An insight into the bird life in Pafuri by Godfrey Baloyi.
Pafuri is known as the birding hotspot. The area is only 26 000 hectares, but has got between 350-400 bird species. In summer, we see lots of migrants coming in, including those special ones.
This season, although we had rain late in December, there were many birds in the area. The summer specials included: Thick-billed Cuckoo’s, Carmine Bee-eaters, Blue-cheeked Bee-eaters, Olive- Tree Warblers, River Warblers, Thrush Nightingale’s, Pennant-winged Nightjars, African and Eurasian Golden Oriole’s, Grey-headed Kingfishers, Green Sandpipers, Striped Crake’s, Allen’s Gallinule’s, and Dwarf Bitterns, just to mention a few,
The all year-round specials included: Pel’s Fishing Owls, Gorgeous Bush-Shrike’s, Arnott’s Chats, Lemon breasted Canarys, Grey-headed Parrots, Three-banded Coursers, Verreaux’s Eagles, Tropical Boubous, Meve’s Starlings, Racket-tailed Rollers, and many more
Just come to Pafuri and see all of these amazing birds. The best part is that not only our guides can show you these specials, but our staff as well. Our local Barman, Andile Mabunda, spots the Pel’s Fishing Owl almost everyday along the river just, in front of the main deck. He definitely has an eagle eye.
The River Warbler is still calling around the camp, but he will be leaving us soon. Most of the migratory are not vocalising as much, as they are preparing for the long journey. Some of them travel for more than 11000 kilometres. The migratory birds need to eat a lot to build lots of fat in order to have more energy. This will keep them going on the journey home.
Lastly, the Woodland Kingfisher is still around and should leave at the beginning of April.
Pafuri is rocking with birds just come and get spoiled.

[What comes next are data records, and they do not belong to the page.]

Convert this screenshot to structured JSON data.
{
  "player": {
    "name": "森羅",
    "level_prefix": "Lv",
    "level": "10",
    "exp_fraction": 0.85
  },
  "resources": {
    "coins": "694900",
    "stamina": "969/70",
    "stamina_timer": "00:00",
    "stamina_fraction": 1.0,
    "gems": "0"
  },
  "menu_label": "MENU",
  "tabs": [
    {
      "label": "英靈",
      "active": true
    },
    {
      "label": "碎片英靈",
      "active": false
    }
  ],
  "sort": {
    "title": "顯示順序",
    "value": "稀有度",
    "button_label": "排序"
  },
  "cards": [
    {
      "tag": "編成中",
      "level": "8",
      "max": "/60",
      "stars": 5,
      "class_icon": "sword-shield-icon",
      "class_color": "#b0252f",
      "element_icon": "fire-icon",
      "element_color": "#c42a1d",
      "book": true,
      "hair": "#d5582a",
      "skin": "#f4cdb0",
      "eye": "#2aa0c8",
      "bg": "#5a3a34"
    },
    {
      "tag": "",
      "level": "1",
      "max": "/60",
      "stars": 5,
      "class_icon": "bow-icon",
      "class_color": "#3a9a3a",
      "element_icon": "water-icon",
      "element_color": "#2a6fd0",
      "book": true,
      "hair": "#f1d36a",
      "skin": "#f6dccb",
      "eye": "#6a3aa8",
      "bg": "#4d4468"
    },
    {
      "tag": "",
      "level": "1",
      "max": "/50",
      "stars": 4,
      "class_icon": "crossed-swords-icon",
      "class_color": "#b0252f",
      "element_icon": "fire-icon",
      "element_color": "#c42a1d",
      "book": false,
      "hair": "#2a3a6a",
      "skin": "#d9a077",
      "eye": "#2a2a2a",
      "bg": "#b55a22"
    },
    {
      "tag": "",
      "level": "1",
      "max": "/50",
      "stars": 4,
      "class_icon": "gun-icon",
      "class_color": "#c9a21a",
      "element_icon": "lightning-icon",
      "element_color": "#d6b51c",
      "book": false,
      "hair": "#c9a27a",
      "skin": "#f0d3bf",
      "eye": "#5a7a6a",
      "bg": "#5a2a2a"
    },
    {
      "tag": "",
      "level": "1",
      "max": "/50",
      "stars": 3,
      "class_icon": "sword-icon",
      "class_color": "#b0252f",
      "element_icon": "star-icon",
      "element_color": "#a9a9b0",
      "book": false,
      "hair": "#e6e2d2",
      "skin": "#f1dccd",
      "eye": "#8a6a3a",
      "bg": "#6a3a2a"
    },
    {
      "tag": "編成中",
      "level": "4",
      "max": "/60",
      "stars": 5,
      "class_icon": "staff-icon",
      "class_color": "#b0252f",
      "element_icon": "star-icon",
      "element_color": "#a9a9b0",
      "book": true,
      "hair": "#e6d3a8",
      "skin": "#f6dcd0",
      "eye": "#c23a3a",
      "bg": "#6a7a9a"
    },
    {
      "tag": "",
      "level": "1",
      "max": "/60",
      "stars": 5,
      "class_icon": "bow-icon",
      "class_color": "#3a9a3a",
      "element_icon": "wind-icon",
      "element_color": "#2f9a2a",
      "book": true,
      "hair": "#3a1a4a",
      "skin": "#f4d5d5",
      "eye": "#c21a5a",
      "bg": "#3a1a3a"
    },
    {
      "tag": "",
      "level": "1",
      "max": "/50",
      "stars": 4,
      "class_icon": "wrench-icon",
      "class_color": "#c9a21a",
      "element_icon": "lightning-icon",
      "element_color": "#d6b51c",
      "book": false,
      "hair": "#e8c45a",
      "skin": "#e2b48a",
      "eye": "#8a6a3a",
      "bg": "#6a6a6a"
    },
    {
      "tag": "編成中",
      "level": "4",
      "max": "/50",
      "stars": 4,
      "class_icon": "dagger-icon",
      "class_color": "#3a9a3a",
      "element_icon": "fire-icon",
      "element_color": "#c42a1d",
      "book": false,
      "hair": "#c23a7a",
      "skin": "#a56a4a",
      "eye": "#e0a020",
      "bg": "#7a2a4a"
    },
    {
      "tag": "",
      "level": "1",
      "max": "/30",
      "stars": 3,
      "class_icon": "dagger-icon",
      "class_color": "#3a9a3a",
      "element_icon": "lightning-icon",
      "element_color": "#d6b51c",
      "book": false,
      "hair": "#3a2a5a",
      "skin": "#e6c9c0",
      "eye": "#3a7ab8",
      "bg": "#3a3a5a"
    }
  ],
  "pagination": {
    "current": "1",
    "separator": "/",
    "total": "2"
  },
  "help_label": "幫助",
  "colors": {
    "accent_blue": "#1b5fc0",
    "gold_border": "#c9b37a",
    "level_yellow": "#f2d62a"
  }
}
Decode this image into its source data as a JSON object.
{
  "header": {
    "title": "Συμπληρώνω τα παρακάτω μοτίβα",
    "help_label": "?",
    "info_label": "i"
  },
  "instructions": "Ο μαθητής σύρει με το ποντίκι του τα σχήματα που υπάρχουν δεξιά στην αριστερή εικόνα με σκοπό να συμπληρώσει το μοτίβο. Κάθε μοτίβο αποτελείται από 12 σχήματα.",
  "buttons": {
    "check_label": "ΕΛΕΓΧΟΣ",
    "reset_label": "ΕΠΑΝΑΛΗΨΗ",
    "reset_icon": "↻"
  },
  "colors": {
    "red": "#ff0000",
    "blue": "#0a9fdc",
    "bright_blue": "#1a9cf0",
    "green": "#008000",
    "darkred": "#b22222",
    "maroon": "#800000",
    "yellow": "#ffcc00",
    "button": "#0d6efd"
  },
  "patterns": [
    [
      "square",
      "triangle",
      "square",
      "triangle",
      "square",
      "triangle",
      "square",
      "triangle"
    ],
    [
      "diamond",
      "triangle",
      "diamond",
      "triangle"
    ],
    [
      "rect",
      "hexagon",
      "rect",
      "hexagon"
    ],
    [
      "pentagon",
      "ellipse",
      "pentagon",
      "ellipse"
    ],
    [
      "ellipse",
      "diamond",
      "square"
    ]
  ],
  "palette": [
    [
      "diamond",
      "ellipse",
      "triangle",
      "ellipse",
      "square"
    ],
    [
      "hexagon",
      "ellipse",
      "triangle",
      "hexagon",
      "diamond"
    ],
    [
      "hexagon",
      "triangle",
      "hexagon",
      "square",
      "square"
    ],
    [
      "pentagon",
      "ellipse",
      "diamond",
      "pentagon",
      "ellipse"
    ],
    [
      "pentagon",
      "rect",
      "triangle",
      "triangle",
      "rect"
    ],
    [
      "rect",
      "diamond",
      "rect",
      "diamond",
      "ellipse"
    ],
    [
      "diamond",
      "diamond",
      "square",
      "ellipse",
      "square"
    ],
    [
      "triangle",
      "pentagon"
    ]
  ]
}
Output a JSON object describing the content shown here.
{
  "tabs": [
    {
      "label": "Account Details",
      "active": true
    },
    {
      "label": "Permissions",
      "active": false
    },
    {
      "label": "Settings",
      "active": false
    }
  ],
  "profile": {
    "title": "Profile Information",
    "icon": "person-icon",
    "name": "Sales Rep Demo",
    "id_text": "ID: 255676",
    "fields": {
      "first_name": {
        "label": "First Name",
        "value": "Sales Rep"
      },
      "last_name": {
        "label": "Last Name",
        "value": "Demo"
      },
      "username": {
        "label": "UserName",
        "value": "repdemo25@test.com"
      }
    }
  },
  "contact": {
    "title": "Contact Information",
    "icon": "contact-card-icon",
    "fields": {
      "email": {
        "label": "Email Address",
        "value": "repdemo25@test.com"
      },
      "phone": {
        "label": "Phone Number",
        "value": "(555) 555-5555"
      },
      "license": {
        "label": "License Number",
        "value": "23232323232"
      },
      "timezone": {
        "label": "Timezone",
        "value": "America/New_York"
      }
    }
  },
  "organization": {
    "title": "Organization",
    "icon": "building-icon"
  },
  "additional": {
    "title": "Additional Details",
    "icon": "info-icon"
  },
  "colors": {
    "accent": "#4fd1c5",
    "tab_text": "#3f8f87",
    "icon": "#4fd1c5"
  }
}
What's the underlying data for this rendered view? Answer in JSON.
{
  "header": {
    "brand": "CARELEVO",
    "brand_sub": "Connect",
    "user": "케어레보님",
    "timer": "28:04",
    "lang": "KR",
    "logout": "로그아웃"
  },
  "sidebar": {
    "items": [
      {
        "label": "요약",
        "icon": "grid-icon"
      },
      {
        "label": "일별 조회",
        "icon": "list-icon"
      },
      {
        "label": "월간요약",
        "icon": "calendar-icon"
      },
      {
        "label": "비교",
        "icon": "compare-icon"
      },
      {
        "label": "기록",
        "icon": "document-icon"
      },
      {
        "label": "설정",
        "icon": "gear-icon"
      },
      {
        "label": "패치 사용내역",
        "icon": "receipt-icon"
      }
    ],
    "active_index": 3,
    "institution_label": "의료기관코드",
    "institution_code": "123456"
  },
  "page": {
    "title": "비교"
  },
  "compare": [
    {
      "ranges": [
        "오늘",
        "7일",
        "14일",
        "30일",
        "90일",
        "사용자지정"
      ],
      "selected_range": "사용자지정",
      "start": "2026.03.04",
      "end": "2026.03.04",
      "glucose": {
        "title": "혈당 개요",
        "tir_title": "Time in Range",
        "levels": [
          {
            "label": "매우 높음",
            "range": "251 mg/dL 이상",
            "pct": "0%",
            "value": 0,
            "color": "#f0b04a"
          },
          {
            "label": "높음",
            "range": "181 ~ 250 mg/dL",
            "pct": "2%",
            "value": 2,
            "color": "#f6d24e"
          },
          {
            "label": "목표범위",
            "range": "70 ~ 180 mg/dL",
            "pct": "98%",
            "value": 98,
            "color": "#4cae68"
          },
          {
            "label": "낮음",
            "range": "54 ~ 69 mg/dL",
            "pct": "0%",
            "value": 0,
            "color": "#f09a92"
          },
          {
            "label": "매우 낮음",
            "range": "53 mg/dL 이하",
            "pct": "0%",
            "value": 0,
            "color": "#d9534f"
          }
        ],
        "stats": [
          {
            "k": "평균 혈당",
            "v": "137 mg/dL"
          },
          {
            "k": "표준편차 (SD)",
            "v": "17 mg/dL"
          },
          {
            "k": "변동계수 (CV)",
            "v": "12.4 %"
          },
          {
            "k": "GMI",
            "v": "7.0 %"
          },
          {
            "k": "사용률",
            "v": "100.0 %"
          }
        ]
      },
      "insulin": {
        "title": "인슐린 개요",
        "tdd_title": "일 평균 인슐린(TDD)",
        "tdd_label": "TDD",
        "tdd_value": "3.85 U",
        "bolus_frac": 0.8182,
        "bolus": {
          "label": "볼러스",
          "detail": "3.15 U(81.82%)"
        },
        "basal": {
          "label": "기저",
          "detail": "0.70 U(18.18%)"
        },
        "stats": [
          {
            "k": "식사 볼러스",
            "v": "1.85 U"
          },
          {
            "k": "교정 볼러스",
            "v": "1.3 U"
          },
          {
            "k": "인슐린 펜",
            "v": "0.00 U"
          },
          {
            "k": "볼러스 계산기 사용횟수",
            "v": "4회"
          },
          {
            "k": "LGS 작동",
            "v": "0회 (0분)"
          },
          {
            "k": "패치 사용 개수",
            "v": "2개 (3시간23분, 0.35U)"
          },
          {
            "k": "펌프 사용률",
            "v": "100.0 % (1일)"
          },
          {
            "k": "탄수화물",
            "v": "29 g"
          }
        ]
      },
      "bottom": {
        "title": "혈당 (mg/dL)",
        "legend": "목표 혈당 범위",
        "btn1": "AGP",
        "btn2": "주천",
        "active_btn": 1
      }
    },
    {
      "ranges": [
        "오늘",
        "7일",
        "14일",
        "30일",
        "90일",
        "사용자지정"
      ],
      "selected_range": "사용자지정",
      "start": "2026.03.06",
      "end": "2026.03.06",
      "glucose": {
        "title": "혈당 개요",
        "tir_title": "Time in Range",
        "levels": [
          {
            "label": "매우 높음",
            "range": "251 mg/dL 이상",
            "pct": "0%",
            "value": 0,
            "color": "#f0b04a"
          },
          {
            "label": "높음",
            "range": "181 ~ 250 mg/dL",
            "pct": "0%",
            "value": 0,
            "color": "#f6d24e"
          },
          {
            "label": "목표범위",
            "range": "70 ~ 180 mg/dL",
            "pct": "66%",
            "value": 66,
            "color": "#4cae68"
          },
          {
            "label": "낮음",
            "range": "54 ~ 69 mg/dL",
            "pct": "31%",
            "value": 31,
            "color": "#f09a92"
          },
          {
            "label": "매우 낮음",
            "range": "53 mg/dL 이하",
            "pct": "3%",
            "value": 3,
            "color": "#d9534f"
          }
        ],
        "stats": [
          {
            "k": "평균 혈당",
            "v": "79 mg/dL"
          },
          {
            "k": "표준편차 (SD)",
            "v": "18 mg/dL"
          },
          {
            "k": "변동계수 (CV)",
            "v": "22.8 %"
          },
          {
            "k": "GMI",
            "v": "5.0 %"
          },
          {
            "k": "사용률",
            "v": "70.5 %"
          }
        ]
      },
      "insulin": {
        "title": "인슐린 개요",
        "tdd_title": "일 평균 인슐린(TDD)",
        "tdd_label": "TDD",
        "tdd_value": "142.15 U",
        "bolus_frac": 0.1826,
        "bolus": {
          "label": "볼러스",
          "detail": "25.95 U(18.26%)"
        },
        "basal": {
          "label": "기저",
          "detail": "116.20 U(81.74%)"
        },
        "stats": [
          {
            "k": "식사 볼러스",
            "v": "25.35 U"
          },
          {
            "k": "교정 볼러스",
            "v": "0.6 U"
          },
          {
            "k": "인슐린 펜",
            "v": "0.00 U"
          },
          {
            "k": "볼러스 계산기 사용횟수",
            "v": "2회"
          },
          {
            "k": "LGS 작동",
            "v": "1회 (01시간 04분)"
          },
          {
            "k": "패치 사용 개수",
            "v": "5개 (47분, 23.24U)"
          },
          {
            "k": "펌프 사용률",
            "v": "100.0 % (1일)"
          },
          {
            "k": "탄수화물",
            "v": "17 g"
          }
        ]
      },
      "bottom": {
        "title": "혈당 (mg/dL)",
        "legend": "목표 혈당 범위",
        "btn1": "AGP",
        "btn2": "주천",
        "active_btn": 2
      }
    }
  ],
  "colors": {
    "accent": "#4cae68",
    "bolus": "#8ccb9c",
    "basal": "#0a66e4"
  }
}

Written by: Godfrey Baloyi
Feature photo: Gabriele Birkenmayer
Photo 1: Olivia Dummer
Photo 2: Simon Stobbs
Photo 3: Simon Stobbs